McCain himself joined Feingold's call for continued battle, but declined to put a smiley face on the vote. "This is not a happy day," he said.
Lost in much of the mourning over Shays-Meehan was the question of whether the bill could have survived the up or down vote that its proponents had been begging for. At the funereal press conference, none of the supporters said unequivocally that they had garnered enough votes to ultimately prevail. Gephardt, responding to Republican accusations that he would have preferred a showy defeat to a win on campaign finance reform, said only, "I've worked for days to get Democrats prepared to vote for this bill."
But it wasn't clear how much that work would have panned out, specifically the minority leader's aggressive lobbying of the Congressional Black Caucus. Early Thursday afternoon, Gephardt had emerged from a more than hourlong meeting with African-American lawmakers with a pained expression, lowered shoulders and a determined march away from reporters. Caucus member and Shays-Meehan backer Rep. Harold Ford, D-Tenn., conceded that not a single member had switched sides after the discussion.

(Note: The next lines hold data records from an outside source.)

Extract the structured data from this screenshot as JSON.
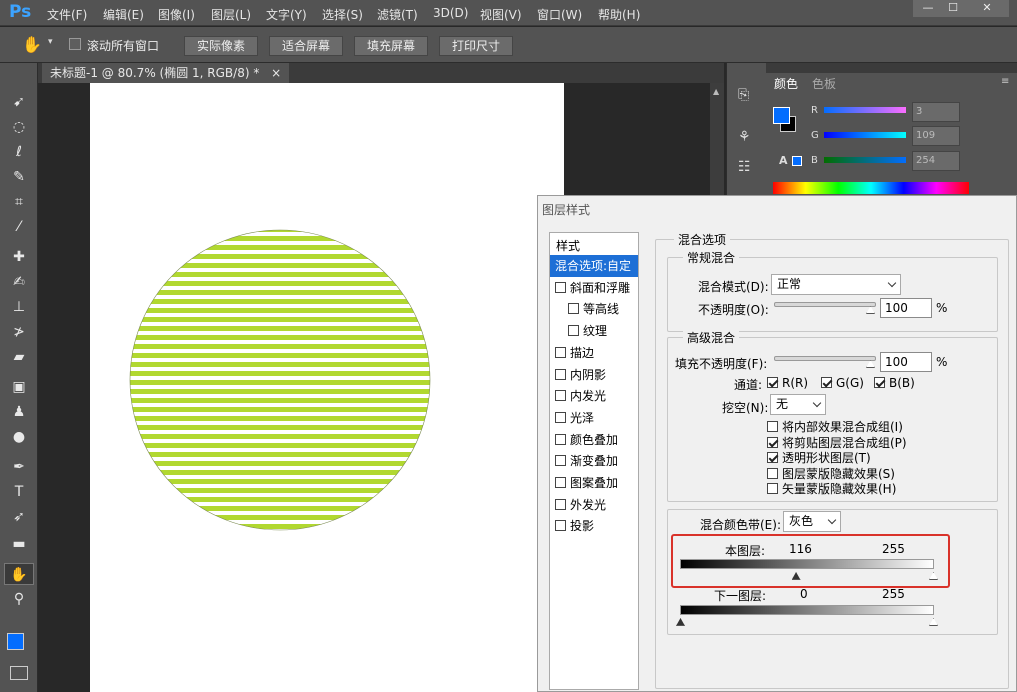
{
  "app": {
    "logo": "Ps"
  },
  "menu": [
    "文件(F)",
    "编辑(E)",
    "图像(I)",
    "图层(L)",
    "文字(Y)",
    "选择(S)",
    "滤镜(T)",
    "3D(D)",
    "视图(V)",
    "窗口(W)",
    "帮助(H)"
  ],
  "window_controls": {
    "minimize": "—",
    "maximize": "☐",
    "close": "✕"
  },
  "options": {
    "scroll_all": "滚动所有窗口",
    "buttons": [
      "实际像素",
      "适合屏幕",
      "填充屏幕",
      "打印尺寸"
    ]
  },
  "document": {
    "tab_title": "未标题-1 @ 80.7% (椭圆 1, RGB/8) *",
    "close": "×"
  },
  "color_panel": {
    "tabs": [
      "颜色",
      "色板"
    ],
    "channels": [
      {
        "label": "R",
        "value": "3"
      },
      {
        "label": "G",
        "value": "109"
      },
      {
        "label": "B",
        "value": "254"
      }
    ],
    "foreground": "#036dfe"
  },
  "dialog": {
    "title": "图层样式",
    "style_header": "样式",
    "styles": [
      {
        "label": "混合选项:自定",
        "checkbox": false,
        "selected": true,
        "indent": false
      },
      {
        "label": "斜面和浮雕",
        "checkbox": true,
        "indent": false
      },
      {
        "label": "等高线",
        "checkbox": true,
        "indent": true
      },
      {
        "label": "纹理",
        "checkbox": true,
        "indent": true
      },
      {
        "label": "描边",
        "checkbox": true,
        "indent": false
      },
      {
        "label": "内阴影",
        "checkbox": true,
        "indent": false
      },
      {
        "label": "内发光",
        "checkbox": true,
        "indent": false
      },
      {
        "label": "光泽",
        "checkbox": true,
        "indent": false
      },
      {
        "label": "颜色叠加",
        "checkbox": true,
        "indent": false
      },
      {
        "label": "渐变叠加",
        "checkbox": true,
        "indent": false
      },
      {
        "label": "图案叠加",
        "checkbox": true,
        "indent": false
      },
      {
        "label": "外发光",
        "checkbox": true,
        "indent": false
      },
      {
        "label": "投影",
        "checkbox": true,
        "indent": false
      }
    ],
    "blend_options_title": "混合选项",
    "general_blend_title": "常规混合",
    "blend_mode_label": "混合模式(D):",
    "blend_mode_value": "正常",
    "opacity_label": "不透明度(O):",
    "opacity_value": "100",
    "percent": "%",
    "advanced_title": "高级混合",
    "fill_opacity_label": "填充不透明度(F):",
    "fill_opacity_value": "100",
    "channels_label": "通道:",
    "channel_r": "R(R)",
    "channel_g": "G(G)",
    "channel_b": "B(B)",
    "knockout_label": "挖空(N):",
    "knockout_value": "无",
    "options": [
      {
        "label": "将内部效果混合成组(I)",
        "checked": false
      },
      {
        "label": "将剪贴图层混合成组(P)",
        "checked": true
      },
      {
        "label": "透明形状图层(T)",
        "checked": true
      },
      {
        "label": "图层蒙版隐藏效果(S)",
        "checked": false
      },
      {
        "label": "矢量蒙版隐藏效果(H)",
        "checked": false
      }
    ],
    "blend_if_label": "混合颜色带(E):",
    "blend_if_value": "灰色",
    "this_layer_label": "本图层:",
    "this_layer_low": "116",
    "this_layer_high": "255",
    "underlying_label": "下一图层:",
    "underlying_low": "0",
    "underlying_high": "255",
    "this_layer_low_fraction": 0.455,
    "underlying_low_fraction": 0.0
  }
}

McCain apparently had more luck on his side of the aisle, spending much of Thursday on the phone, warming the cold feet of Republican members who had supported Shays-Meehan in previous years but were showing signs of wavering. While McCain believes that a discharge motion to move the bill to the floor may yet revive the legislation in the coming weeks, spokeswoman Nancy Ives said that the Arizona senator didn't want to talk deadlines. "We need to take things one step at a time," she said, adding that McCain, a visitor to the House, would prefer to stand back from decisions about a possible discharge motion. "Our first choice would be to have the House leadership to bring [it] up," she said.

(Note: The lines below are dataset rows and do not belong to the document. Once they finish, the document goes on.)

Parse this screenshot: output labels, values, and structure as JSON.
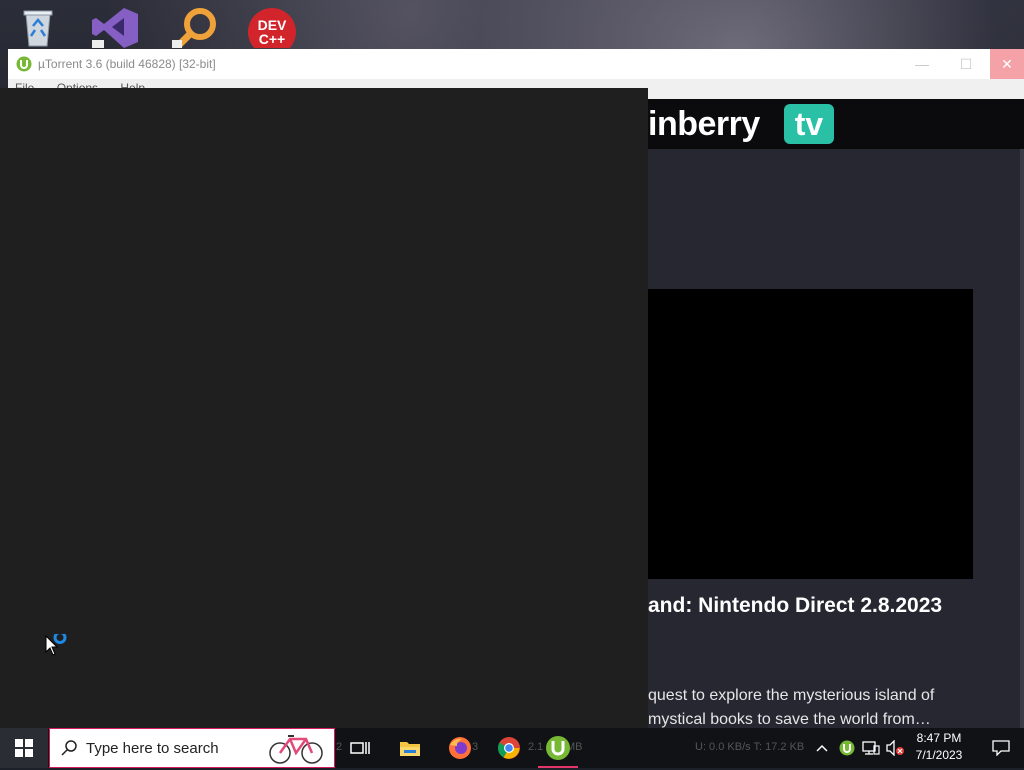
{
  "desktop": {
    "icons": [
      "recycle-bin",
      "visual-studio",
      "search-app",
      "dev-cpp"
    ],
    "devcpp_label": "DEV\nC++"
  },
  "window": {
    "title": "µTorrent 3.6  (build 46828) [32-bit]",
    "menu": [
      "File",
      "Options",
      "Help"
    ],
    "minimize": "—",
    "maximize": "☐",
    "close": "✕"
  },
  "ad": {
    "logo_text": "inberry",
    "logo_tv": "tv",
    "headline": "and: Nintendo Direct 2.8.2023",
    "description_line1": "quest to explore the mysterious island of",
    "description_line2": "mystical books to save the world from…"
  },
  "taskbar": {
    "search_placeholder": "Type here to search",
    "ghost_text_1": "2",
    "ghost_text_2": "3",
    "ghost_text_3": "2.1",
    "ghost_text_4": "MB",
    "status_text": "U: 0.0 KB/s T: 17.2 KB",
    "clock_time": "8:47 PM",
    "clock_date": "7/1/2023"
  },
  "colors": {
    "accent": "#e3356b",
    "rainberry_teal": "#2ac0a6",
    "utorrent_green": "#77b834"
  }
}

As the Republican co-sponsor, Shays would naturally take the lead on the bill's resurrection, but he seemed near despair over the ugliness surrounding the bill's tumble. After the vote to stop the Republican rule change -- and ultimately stop his bill -- Shays walked away from the House floor, arm in arm with his wife, resting his head on her shoulder. His press secretary waved off reporters, asking that Shays be allowed some time alone.